In summary, anxiety arises in the brain when there is dysfunction in fear and emotion centers like the amygdala and PFC along with imbalances in neurotransmitters like serotonin, GABA, and norepinephrine. This may occur due to genetic vulnerabilities, stressful life experiences, medical issues, or substance abuse. Once present, anxiety symptoms tend to worsen through avoidance, rumination, isolation, and a stressed body state. Recognizing the neurological underpinnings of anxiety can lead to improved therapies targeting specific brain mechanisms over time.
Detailed Fact Section

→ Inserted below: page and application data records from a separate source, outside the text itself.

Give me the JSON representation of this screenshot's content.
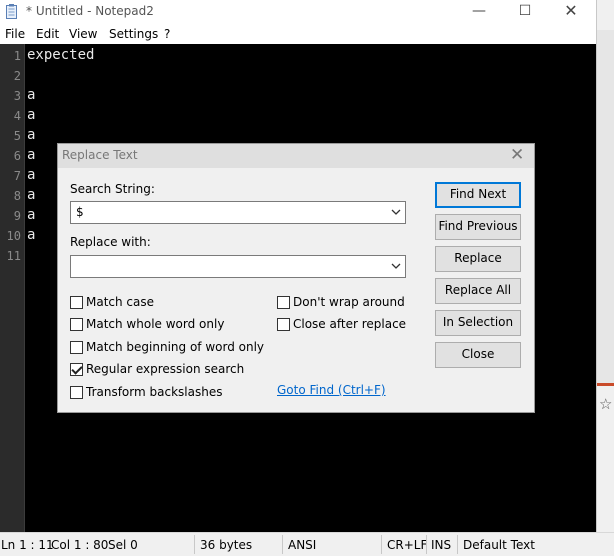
{
  "window": {
    "title": "* Untitled - Notepad2",
    "minimize_glyph": "—",
    "maximize_glyph": "☐",
    "close_glyph": "✕"
  },
  "menu": [
    "File",
    "Edit",
    "View",
    "Settings",
    "?"
  ],
  "editor": {
    "line_numbers": [
      "1",
      "2",
      "3",
      "4",
      "5",
      "6",
      "7",
      "8",
      "9",
      "10",
      "11"
    ],
    "lines": [
      "expected",
      "",
      "a",
      "a",
      "a",
      "a",
      "a",
      "a",
      "a",
      "a",
      ""
    ]
  },
  "status": {
    "position": "Ln 1 : 11",
    "col": "Col 1 : 80",
    "sel": "Sel 0",
    "size": "36 bytes",
    "encoding": "ANSI",
    "eol": "CR+LF",
    "mode": "INS",
    "scheme": "Default Text"
  },
  "dialog": {
    "title": "Replace Text",
    "close_glyph": "✕",
    "search_label": "Search String:",
    "search_value": "$",
    "replace_label": "Replace with:",
    "replace_value": "",
    "options": {
      "match_case": {
        "label": "Match case",
        "checked": false
      },
      "whole_word": {
        "label": "Match whole word only",
        "checked": false
      },
      "word_begin": {
        "label": "Match beginning of word only",
        "checked": false
      },
      "regex": {
        "label": "Regular expression search",
        "checked": true
      },
      "backslash": {
        "label": "Transform backslashes",
        "checked": false
      },
      "no_wrap": {
        "label": "Don't wrap around",
        "checked": false
      },
      "close_after": {
        "label": "Close after replace",
        "checked": false
      }
    },
    "goto_link": "Goto Find (Ctrl+F)",
    "buttons": {
      "find_next": "Find Next",
      "find_previous": "Find Previous",
      "replace": "Replace",
      "replace_all": "Replace All",
      "in_selection": "In Selection",
      "close": "Close"
    }
  },
  "behind_window": {
    "icon": "star-icon",
    "glyph": "☆"
  },
  "colors": {
    "editor_bg": "#000000",
    "gutter_bg": "#2b2b2b",
    "link": "#0066cc",
    "accent": "#0078d7"
  }
}
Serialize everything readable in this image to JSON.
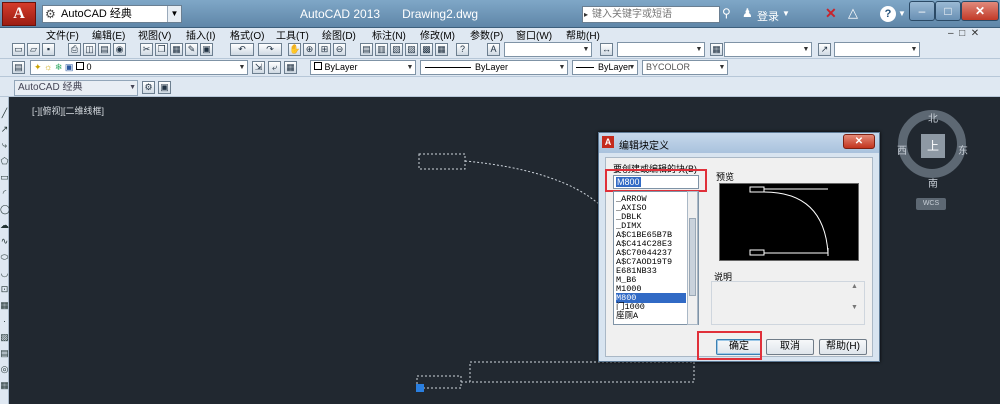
{
  "title_bar": {
    "workspace": "AutoCAD 经典",
    "app_title": "AutoCAD 2013",
    "file_name": "Drawing2.dwg",
    "search_placeholder": "键入关键字或短语",
    "login_label": "登录"
  },
  "menu": [
    {
      "label": "文件(F)"
    },
    {
      "label": "编辑(E)"
    },
    {
      "label": "视图(V)"
    },
    {
      "label": "插入(I)"
    },
    {
      "label": "格式(O)"
    },
    {
      "label": "工具(T)"
    },
    {
      "label": "绘图(D)"
    },
    {
      "label": "标注(N)"
    },
    {
      "label": "修改(M)"
    },
    {
      "label": "参数(P)"
    },
    {
      "label": "窗口(W)"
    },
    {
      "label": "帮助(H)"
    }
  ],
  "properties": {
    "layer": "0",
    "color": "ByLayer",
    "linetype": "ByLayer",
    "lineweight": "ByLayer",
    "plotstyle": "BYCOLOR"
  },
  "workspace_combo": "AutoCAD 经典",
  "viewport_label": "[-][俯视][二维线框]",
  "compass": {
    "north": "北",
    "south": "南",
    "east": "东",
    "west": "西",
    "up": "上",
    "wcs": "WCS"
  },
  "dialog": {
    "title": "编辑块定义",
    "block_label": "要创建或编辑的块(B)",
    "block_name": "M800",
    "blocks": [
      "_ARROW",
      "_AXISO",
      "_DBLK",
      "_DIMX",
      "A$C1BE65B7B",
      "A$C414C28E3",
      "A$C70044237",
      "A$C7AOD19T9",
      "E681NB33",
      "M_B6",
      "M1000",
      "M800",
      "门1000",
      "座厕A"
    ],
    "selected_index": 11,
    "preview_label": "预览",
    "desc_label": "说明",
    "ok": "确定",
    "cancel": "取消",
    "help": "帮助(H)"
  },
  "colors": {
    "canvas": "#212830",
    "highlight": "#e0303a",
    "selection": "#316ac5"
  }
}
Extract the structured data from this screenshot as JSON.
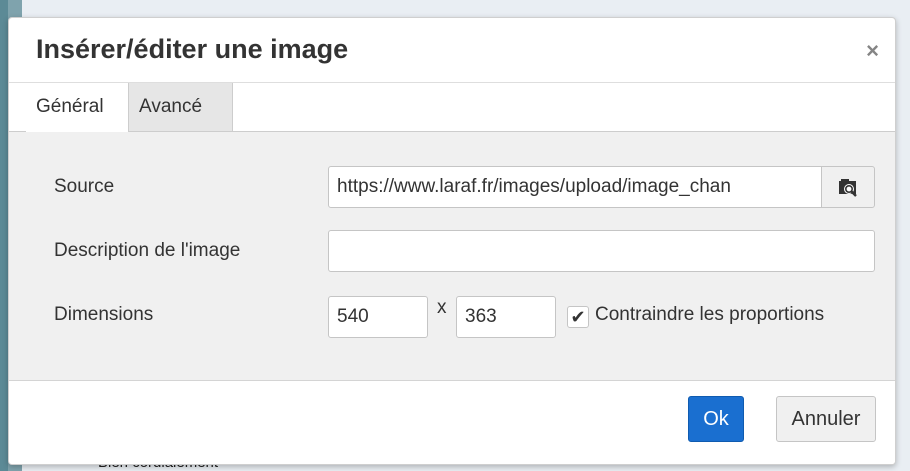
{
  "background": {
    "visible_text": "Bien cordialement"
  },
  "dialog": {
    "title": "Insérer/éditer une image",
    "close_glyph": "×",
    "tabs": [
      {
        "label": "Général",
        "active": true
      },
      {
        "label": "Avancé",
        "active": false
      }
    ],
    "fields": {
      "source_label": "Source",
      "source_value": "https://www.laraf.fr/images/upload/image_chan",
      "description_label": "Description de l'image",
      "description_value": "",
      "dimensions_label": "Dimensions",
      "width_value": "540",
      "dimension_separator": "x",
      "height_value": "363",
      "constrain_checked": true,
      "constrain_label": "Contraindre les proportions"
    },
    "buttons": {
      "ok_label": "Ok",
      "cancel_label": "Annuler"
    }
  },
  "colors": {
    "primary_button": "#1a6fd0",
    "body_background": "#f0f0f0"
  },
  "icons": {
    "browse": "browse-image-icon",
    "check": "checkmark-icon",
    "close": "close-icon"
  }
}
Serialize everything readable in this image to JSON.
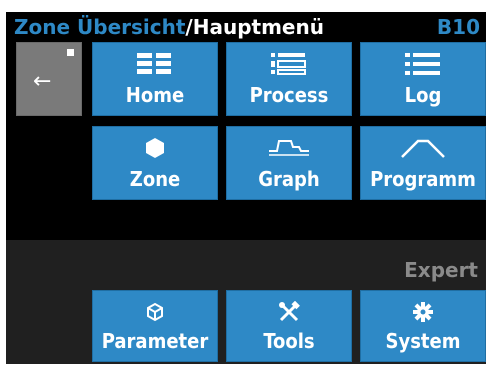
{
  "header": {
    "breadcrumb_zone": "Zone Übersicht",
    "separator": "/",
    "breadcrumb_menu": "Hauptmenü",
    "code": "B10"
  },
  "buttons": {
    "home": "Home",
    "process": "Process",
    "log": "Log",
    "zone": "Zone",
    "graph": "Graph",
    "programm": "Programm"
  },
  "expert": {
    "title": "Expert",
    "parameter": "Parameter",
    "tools": "Tools",
    "system": "System"
  }
}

- The amygdala is the brain's emotional processing center and triggers the fight-or-flight response when danger is perceived. Overactivity of the amygdala is linked to excessive fear and anxiety.
- The hippocampus regulates emotional memories and stress hormone release. Impaired hippocampal function can lead to high cortisol levels and increased anxiety.
- The prefrontal cortex controls rational thinking, decision making, and inhibition of the amygdala. Poor PFC function results in an unchecked amygdala, heightening anxiety reactions.
- The cingulate gyrus coordinates signals between emotion and thinking centers of the brain. Abnormalities here are tied to excessive worry in anxiety disorders.
- Gamma-aminobutyric acid (GABA) is the brain's main inhibitory neurotransmitter. Low GABA allows excess neuronal excitability and anxiety.
- Serotonin regulates mood, inhibition, digestion, sleep, and aggression. Low serotonin levels are linked to increased anxiety and emotional reactivity.
- Norepinephrine mediates the fight-or-flight stress response. Too much norepinephrine can generate anxiety symptoms like rapid heart rate.
- Dopamine influences motivation, pleasure, and reward pathways. Low dopamine is associated with loss of motivation and avoidance in anxiety disorders.
- Glutamate is the brain’s main excitatory neurotransmitter. High glutamate levels may lead to excessive neuronal activity and anxious feelings.
- Genetic variants in genes like SERT, COMT, BDNF, and FKBP5 may predispose people to anxiety by altering neurotransmitter systems.
- Stress, trauma, medical issues, and substance abuse can trigger anxiety in those with genetic vulnerabilities by disrupting neurotransmitter balance.
- Avoidance, hypervigilance, isolation, poor self-care, and rumination can worsen anxiety through negative reinforcement cycles in the brain.
- Anxiety arises from a combination of genetic tendencies, environmental triggers, and vicious cycle effects in the brain.
- Key brain regions involved include the amygdala, hippocampus, prefrontal cortex, and cingulate gyrus.
- Imbalances in neurotransmitters like GABA, serotonin, norepinephrine, dopamine, and glutamate underlie anxiety's neurological basis.
- Understanding the biological causes of anxiety informs treatment strategies targeting specific brain mechanisms and neurotransmitter systems.
- Research into the neurobiology of anxiety holds promise for improving medications, psychotherapy techniques, and holistic management approaches over time.
- A multifaceted approach addressing genetic vulnerabilities, thought and behavior patterns, lifestyle factors, and brain health is needed to fully overcome problematic anxiety.
Resources used to write this article
American Psychiatric Association pages on What Are Anxiety Disorders?
Anxiety and Depression Association of America pages on Understanding the Facts of Anxiety Disorders and Depression
Brain & Behavior Research Foundation pages on Anxiety Disorders
Cherry, K. (2020). How Does the Brain Work? VeryWell Mind.
Harvard Health Publishing. (2018). Understanding the stress response.